  • Vitamin B9: also known as folate, promotes the growth of red blood cells. It also reduces the risk of birth defects when pregnant women take enough. Vitamin B9 deficiency is quite common. Low levels of vitamin B9 can lead to the following symptoms: anemia, fatigue, difficulty concentrating, headaches, heart palpitations, shortness of breath, sores in the mouth. Pregnant women with folate deficiency can cause their baby to be born with neural tube defects, such as spina bifida.
  • Vitamin B5 is an essential component of coenzyme A, and adults may need about 5 mg/day. The lack of vitamin B5 usually happens rarely, if it lacks it will cause you to experience unpleasant symptoms such as: lack of energy leading to fatigue, restlessness, irritability even depression; neurological disorders (paresthesia, cramps, burning or numbness of the limbs); Hypoglycemia; weakened immune system, susceptible to respiratory infections such as flu, sore throat, etc.
  • Vitamin B7, commonly known as Biotin, is involved in metabolism and especially the growth of skin, hair and nails. When suffering from Biotin deficiency, symptoms can be seen on the skin that is dry, lack of vitality, acne may appear more, in some more severe cases, dry lips, chapped lips, a red, scaly rash on the skin. nose and mouth area; The nervous system is not supported in time, leading to fatigue, moodiness, boredom and even depression.

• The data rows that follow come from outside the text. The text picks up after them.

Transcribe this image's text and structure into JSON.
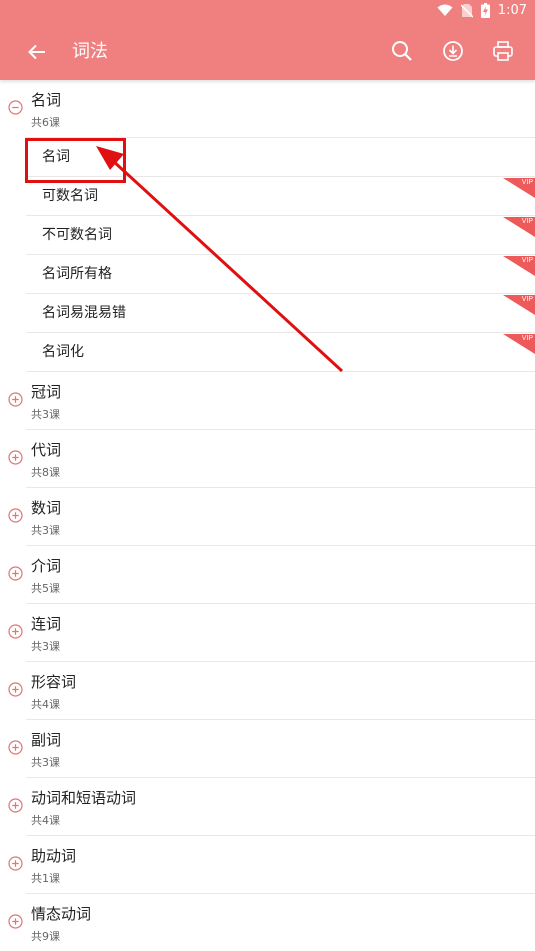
{
  "status": {
    "time": "1:07"
  },
  "appbar": {
    "title": "词法",
    "back_icon": "arrow-left-icon",
    "search_icon": "search-icon",
    "download_icon": "download-icon",
    "print_icon": "printer-icon"
  },
  "colors": {
    "primary": "#f08080",
    "accent_red": "#e01010",
    "vip_badge": "#ee5a5a"
  },
  "groups": [
    {
      "title": "名词",
      "count": "共6课",
      "expanded": true,
      "lessons": [
        {
          "title": "名词",
          "vip": false
        },
        {
          "title": "可数名词",
          "vip": true,
          "badge": "VIP"
        },
        {
          "title": "不可数名词",
          "vip": true,
          "badge": "VIP"
        },
        {
          "title": "名词所有格",
          "vip": true,
          "badge": "VIP"
        },
        {
          "title": "名词易混易错",
          "vip": true,
          "badge": "VIP"
        },
        {
          "title": "名词化",
          "vip": true,
          "badge": "VIP"
        }
      ]
    },
    {
      "title": "冠词",
      "count": "共3课",
      "expanded": false
    },
    {
      "title": "代词",
      "count": "共8课",
      "expanded": false
    },
    {
      "title": "数词",
      "count": "共3课",
      "expanded": false
    },
    {
      "title": "介词",
      "count": "共5课",
      "expanded": false
    },
    {
      "title": "连词",
      "count": "共3课",
      "expanded": false
    },
    {
      "title": "形容词",
      "count": "共4课",
      "expanded": false
    },
    {
      "title": "副词",
      "count": "共3课",
      "expanded": false
    },
    {
      "title": "动词和短语动词",
      "count": "共4课",
      "expanded": false
    },
    {
      "title": "助动词",
      "count": "共1课",
      "expanded": false
    },
    {
      "title": "情态动词",
      "count": "共9课",
      "expanded": false
    }
  ]
}
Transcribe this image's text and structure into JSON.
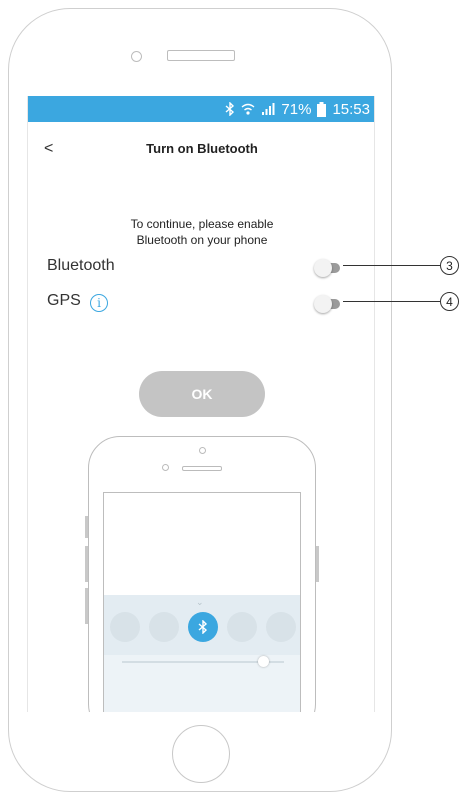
{
  "status_bar": {
    "battery_percent": "71%",
    "time": "15:53",
    "icons": [
      "bluetooth-icon",
      "wifi-icon",
      "signal-icon",
      "battery-icon"
    ],
    "color": "#3ba7e0"
  },
  "header": {
    "back_glyph": "<",
    "title": "Turn on Bluetooth"
  },
  "instructions": {
    "line1": "To continue, please enable",
    "line2": "Bluetooth on your phone"
  },
  "settings": [
    {
      "label": "Bluetooth",
      "enabled": false,
      "callout": "3"
    },
    {
      "label": "GPS",
      "enabled": false,
      "callout": "4",
      "info_icon": "i"
    }
  ],
  "ok_button": {
    "label": "OK"
  },
  "illustration": {
    "bluetooth_glyph": "✱",
    "chevron": "⌄"
  },
  "colors": {
    "accent": "#3ba7e0",
    "button_disabled": "#c4c4c4"
  }
}
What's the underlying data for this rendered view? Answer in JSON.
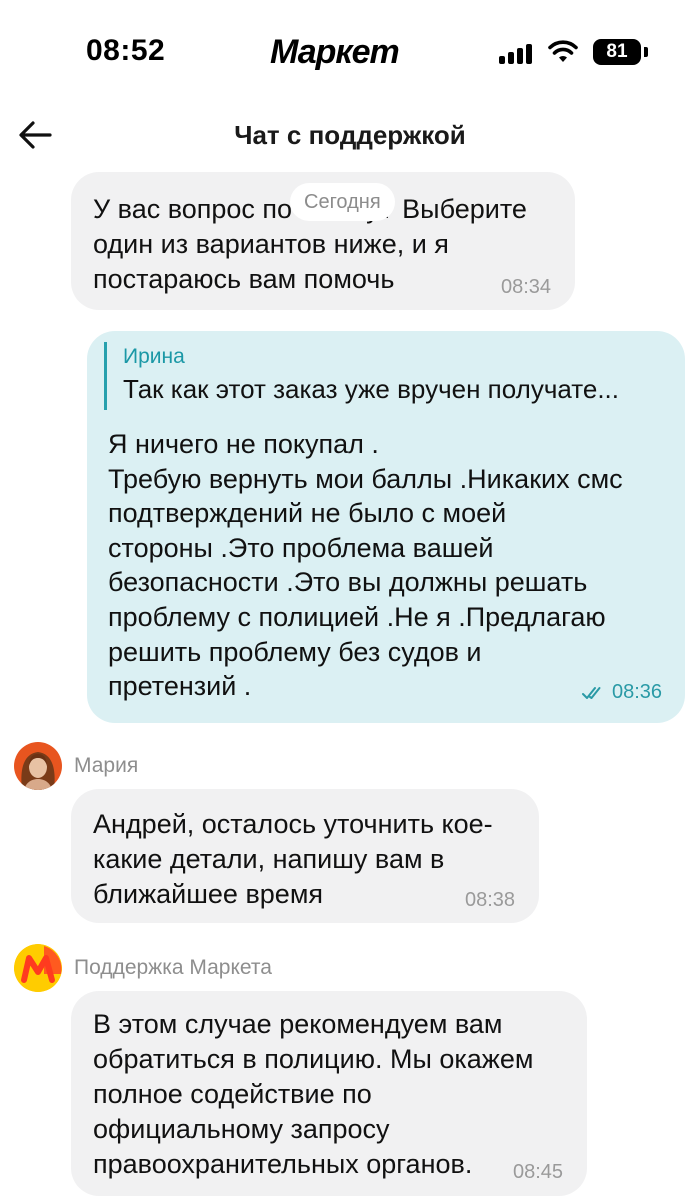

Treatment and Prevention

  • Dietary Changes: Consuming a well-balanced diet rich in B vitamin sources is crucial for preventing deficiencies. Include foods such as whole grains, legumes, lean meats, fish, eggs, dairy products, leafy greens, and nuts.

  • Supplementation: In cases of severe deficiencies or specific medical conditions, supplements may be recommended under medical supervision.

  • Fortified Foods: Many food products, such as cereals and bread, are fortified with B vitamins to help prevent deficiencies.
  • Address Underlying Conditions: Treating underlying medical conditions that contribute to malabsorption or increased nutrient needs is essential for resolving vitamin B deficiencies.
  • Lifestyle Changes: Limiting alcohol consumption and avoiding smoking can help improve B vitamin absorption and utilization.


Vitamin B deficiencies can have significant health consequences, affecting various bodily functions and overall well-being. Prioritizing the maintenance of optimal B vitamin levels is crucial for promoting optimal health and preventing potential complications.


By HealthMedici and GPT